Being able to order wine for a table can be construed as a courtesy, but it also demonstrates knowledge, position and power.  First off, you can display your knowledge of wine and impress your coworkers.  Secondly, you can show that you either deserve your current position or a better one because you can take charge.  Lastly, you can empower yourself, dissolve stereotypes, and order the wine that your group will enjoy.  Now let's get to some things you should know before you grab that list:

  1. Have basic wine knowledge.  No one is saying you should know if Chateau Leoville-Barton is better than Chateau Pouget or the difference in vintages of Batard-Montrachet, but you should know the difference between Pinot Gris and Pinot Noir.  Know that you basically start with a sparkling wine with appetizers, whites with many soups and salads, and a deep red if everyone is going with steak.

  2. Order enough.  Every "regular" wine bottle contains 750 ml- good enough for 5-6 people to get about one glass.  If your table is larger than 6, you have a couple options: order more than one bottle or go large.  Many restaurants carry bottles in larger formats (1.5 liters or more) which are perfect for large groups and cost less than purchasing two regular bottles.

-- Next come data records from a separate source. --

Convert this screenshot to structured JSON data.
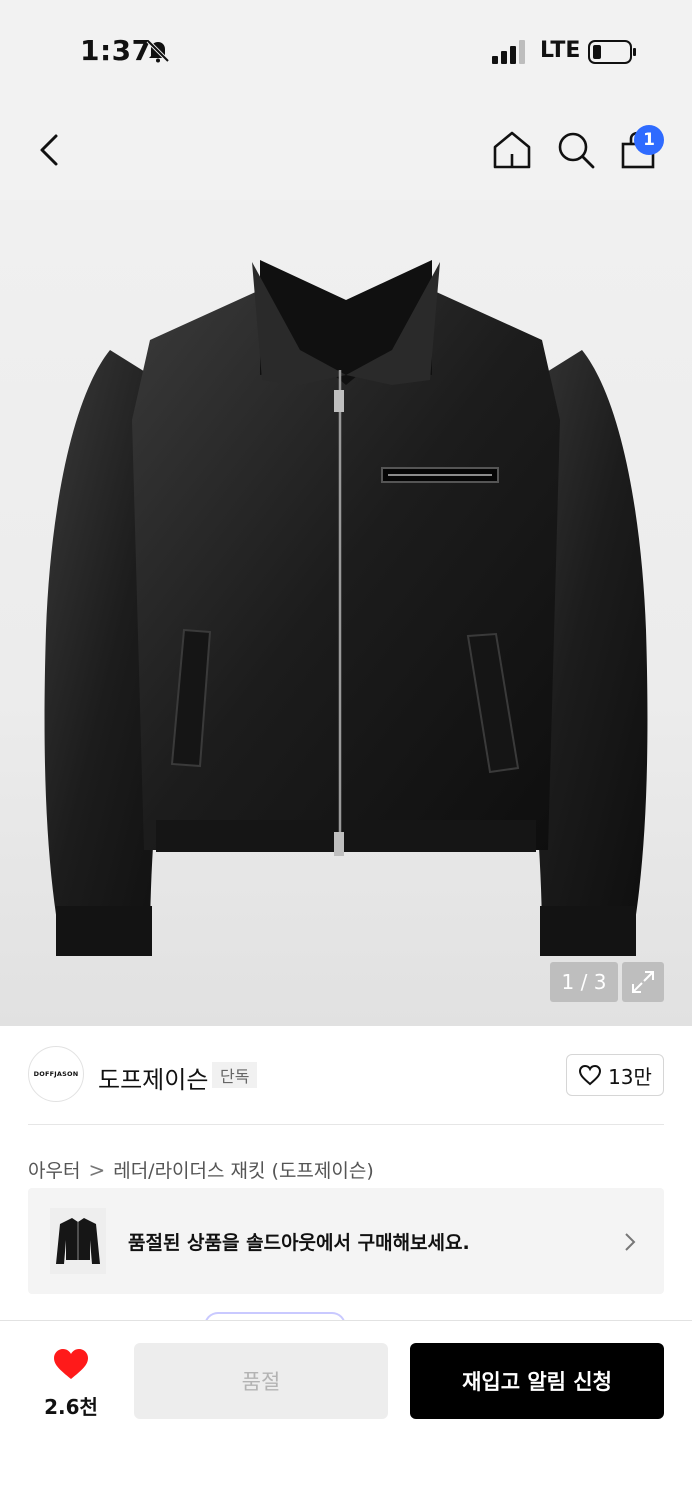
{
  "status_bar": {
    "time": "1:37",
    "network": "LTE"
  },
  "header": {
    "cart_count": "1"
  },
  "gallery": {
    "counter": "1 / 3"
  },
  "brand": {
    "logo_text": "DOFFJASON",
    "name": "도프제이슨",
    "badge": "단독",
    "likes": "13만"
  },
  "breadcrumb": {
    "level1": "아우터",
    "separator": ">",
    "level2": "레더/라이더스 재킷 (도프제이슨)"
  },
  "soldout_banner": {
    "text": "품절된 상품을 솔드아웃에서 구매해보세요."
  },
  "bottom_bar": {
    "wish_count": "2.6천",
    "soldout_label": "품절",
    "restock_label": "재입고 알림 신청"
  },
  "colors": {
    "badge_blue": "#2f6bff",
    "heart_red": "#ff1a1a",
    "button_black": "#000000"
  }
}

  3. Navigation.  Generally, wine lists are structured the same in regards to bottle selection.  They normally start with sparkling and white wines and then move onto reds.  These can then be subdivided by country (France, Italy, Australia), region (Burgundy, Tuscany, Napa), varietal (Chardonnay, Riesling, Merlot), or style (dry whites, fruity reds, full bodied).  Get your basic knowledge areas in all of these and you can navigate any list.

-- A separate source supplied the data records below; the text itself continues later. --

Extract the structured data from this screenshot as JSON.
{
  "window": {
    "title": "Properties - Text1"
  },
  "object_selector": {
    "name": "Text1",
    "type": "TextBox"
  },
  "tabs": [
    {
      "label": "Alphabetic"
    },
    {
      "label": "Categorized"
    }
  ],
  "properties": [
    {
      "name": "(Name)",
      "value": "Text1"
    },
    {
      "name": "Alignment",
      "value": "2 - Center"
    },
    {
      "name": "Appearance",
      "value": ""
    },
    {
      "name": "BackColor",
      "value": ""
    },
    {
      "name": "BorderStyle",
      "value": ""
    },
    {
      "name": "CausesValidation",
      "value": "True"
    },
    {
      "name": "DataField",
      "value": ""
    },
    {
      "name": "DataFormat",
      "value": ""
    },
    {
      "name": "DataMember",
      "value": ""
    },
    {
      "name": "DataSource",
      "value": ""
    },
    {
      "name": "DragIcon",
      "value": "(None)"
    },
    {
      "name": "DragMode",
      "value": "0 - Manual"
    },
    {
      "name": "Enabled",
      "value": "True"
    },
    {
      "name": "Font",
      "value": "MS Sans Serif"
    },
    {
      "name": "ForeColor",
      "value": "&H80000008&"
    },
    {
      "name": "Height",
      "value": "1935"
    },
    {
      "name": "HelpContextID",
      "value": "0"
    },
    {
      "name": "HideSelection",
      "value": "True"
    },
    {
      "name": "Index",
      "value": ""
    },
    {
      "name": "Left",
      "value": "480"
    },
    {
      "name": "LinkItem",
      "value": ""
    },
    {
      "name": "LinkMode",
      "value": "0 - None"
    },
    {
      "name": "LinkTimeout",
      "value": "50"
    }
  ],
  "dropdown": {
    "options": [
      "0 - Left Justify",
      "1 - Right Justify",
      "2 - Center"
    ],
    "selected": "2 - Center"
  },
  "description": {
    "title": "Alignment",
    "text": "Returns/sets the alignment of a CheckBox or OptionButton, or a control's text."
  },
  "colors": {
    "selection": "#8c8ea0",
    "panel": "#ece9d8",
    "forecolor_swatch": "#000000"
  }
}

  4. Ask for help.  Even the biggest wine afficionado asks for recommendations from their server or sommelier.  Make sure to give them as much info as possible: what you like, how much you prefer to spend, and what everyone plans on ordering.  Never hesitate to ask questions- it's your experience and your money (or your company's) so make sure you're getting what you want!  Also, remember that the wait staff works with the list daily and the sommelier tastes and orders all the wine- trust that they know what they're doing!

  5. Find value.  If you're worried about overpaying for wine, you are in the wrong place.  Restaurants typically markup their wine 2.5 to 4.5 times the wholesale price in Chicago.  Knowing that, you have to pick the wines that are priced best wholesale.  These are typically off-varietals (Carignan, Pinot Gris, Zinfandel), off -regions (Rogue Valley, Sicily, Montsant), or value countries/continents (South America, South Africa, Spain).  You'll not only find good wines but good prices as well.

So start studying ladies!  Grab your Wine 101 books, surf the web (windycitywineguy.com!) and research.  Get that basic knowledge, take charge at the dinner table and at the workplace!

(image courtesy of flickr)